Daniel S. Hamermesh, an economist and Barnard Distinguished Scholar, is the Network Director for the Institute for the Study of Labor (IZA) and the editor-in-chief of IZA World of Labor, an online platform that provides policy analysts, journalists, and academics with research on labor market issues.
On April 20 and April 21, under the leadership of Prof. Hamermesh and Prof. Deborah Cobb-Clark of the University of Sydney, Barnard will host the Second Annual IZA Institute Conference on “Gender and Family Economics.” Scholars will present more than 40 scholarly papers, fostering a discussion of gender- and family-related research and policy. The event will also include keynote lectures from two leading economists and an address by Provost and Claire Tow Professor of Economics Linda Bell.
Prof. Hamermesh’s research focuses on time use, labor demand, discrimination, and unusual applications of labor economics (in connection with suicide, sleep, and beauty). His most recent research papers are “Why Are Professors ‘Poorly Paid’?” and “Taking Time Use Seriously: Income, Wages And Price Discrimination.” At Barnard, he teaches the Economics of Life course, which addresses how economics impacts issues such as dating and marriage, labor-force behavior, addiction, and religion.
In this “Break This Down” interview, Prof. Hamermesh discusses the economics of time and gender and the role economics play in everyday life.
Your “Poorly Paid” study shows that academics earn 15 percent less than their non-teaching doctorate counterparts. Why is that the case?
About one-third of the 15 percent wage difference arises because academic life is more flexible than other forms of work—there is more ability to schedule work when the instructor wants it, including on weekends, and more time in summers to go on vacation with family. Most people find that kind of flexibility attractive. The rest of the wage difference, I believe, arises from the freedom that academic life gives instructors and researchers. Professors choose their own research topics and are free to study them as they see fit. More than in any other occupation, professors are really their own bosses.
How do economics affect a person’s use of time?

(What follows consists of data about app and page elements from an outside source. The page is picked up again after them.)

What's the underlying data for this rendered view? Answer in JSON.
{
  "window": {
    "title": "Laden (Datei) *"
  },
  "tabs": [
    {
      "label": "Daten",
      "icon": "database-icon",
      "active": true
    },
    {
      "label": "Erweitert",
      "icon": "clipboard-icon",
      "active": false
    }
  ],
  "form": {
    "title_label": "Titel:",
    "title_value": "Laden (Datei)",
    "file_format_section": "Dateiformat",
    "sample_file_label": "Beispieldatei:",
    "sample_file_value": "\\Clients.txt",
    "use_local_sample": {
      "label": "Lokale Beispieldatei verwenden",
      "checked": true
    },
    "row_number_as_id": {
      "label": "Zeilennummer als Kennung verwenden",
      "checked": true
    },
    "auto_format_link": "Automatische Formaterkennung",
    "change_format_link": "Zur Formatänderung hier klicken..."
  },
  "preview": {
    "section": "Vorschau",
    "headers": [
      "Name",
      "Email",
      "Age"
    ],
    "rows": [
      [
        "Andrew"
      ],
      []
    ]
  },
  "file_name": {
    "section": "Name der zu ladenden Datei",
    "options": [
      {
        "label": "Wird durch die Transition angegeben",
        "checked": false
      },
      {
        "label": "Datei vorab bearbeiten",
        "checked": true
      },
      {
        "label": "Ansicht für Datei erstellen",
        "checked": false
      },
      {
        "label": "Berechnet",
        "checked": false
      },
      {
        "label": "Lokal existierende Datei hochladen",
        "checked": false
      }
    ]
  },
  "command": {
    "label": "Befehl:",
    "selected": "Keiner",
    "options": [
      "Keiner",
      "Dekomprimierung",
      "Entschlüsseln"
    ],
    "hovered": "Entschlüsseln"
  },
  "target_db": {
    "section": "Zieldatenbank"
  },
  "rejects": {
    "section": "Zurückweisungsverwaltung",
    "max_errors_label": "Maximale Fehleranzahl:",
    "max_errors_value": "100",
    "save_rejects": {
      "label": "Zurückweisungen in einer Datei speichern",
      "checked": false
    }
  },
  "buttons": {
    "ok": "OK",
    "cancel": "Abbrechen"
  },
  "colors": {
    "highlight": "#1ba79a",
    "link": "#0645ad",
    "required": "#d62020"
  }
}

People respond to incentives, and among the biggest incentives are our wages—the “price” at which we can sell our time—and the other income to which our household has access. Being able to earn more per hour leads us to work more; but doing so leaves less time over which to spread the greater earnings, making us rushed for time. Even those who do no paid work have to shoehorn their household’s income into a fixed number of hours per day. So it’s not surprising that both workers and non-workers who have more income do things that take more dollars per hour than do other people. Higher-income people sleep less and watch less TV but go out to restaurants, theater, concerts, and sporting events more than others.
Which issues will be discussed at the Barnard-IZA Conference?
Some of the most interesting discussions involve looking at how the presence of women among top earners and in highly visible occupations has changed over time and how it differs across countries. The importance of mentoring women, role models, and norms in behavior are analyzed in some of the studies. Policies such as school-starting times, family leave, and the U.S. Earned Income Tax Credit are among the many that will be analyzed at the Barnard conference.
In your “Economics of Life” course, how do students use economics to understand daily life?
The purpose of the class is to get students to think about their own past, current, and future life courses, and to realize that a lot of what they do can be explained by the economic incentives they face. For example, in dating markets people’s choices are affected, whether they know it or not, by the incentives provided by the size and make-up of the group of prospective dates. Finding a prom date leads to unusual behavior that is like the behavior that economists have analyzed in job markets. In short, nearly every aspect of our personal behavior has useful analogs in more familiar markets, and the study of those analogs helps students realize how useful economics is in their daily lives.
Why is it important for students in your course to personally collect and then collaborate on the data?
Collecting data—which comes after the students have cooked up their ideas and designed their hypotheses—is a good way for them to think about the scientific method. Because I expect a serious piece of work that might even be publishable, having students pair up to do their projects mitigates the burden on each student. It also has the advantage of letting students bounce their thoughts off their project partner throughout the project.
Among the more interesting projects created this past term was one entitled “Swipe-Matching and the Cost of Sex: Relationships in the Age of Tinder,” and another called “Social Media and the Contingent Value of New York City Attractions.”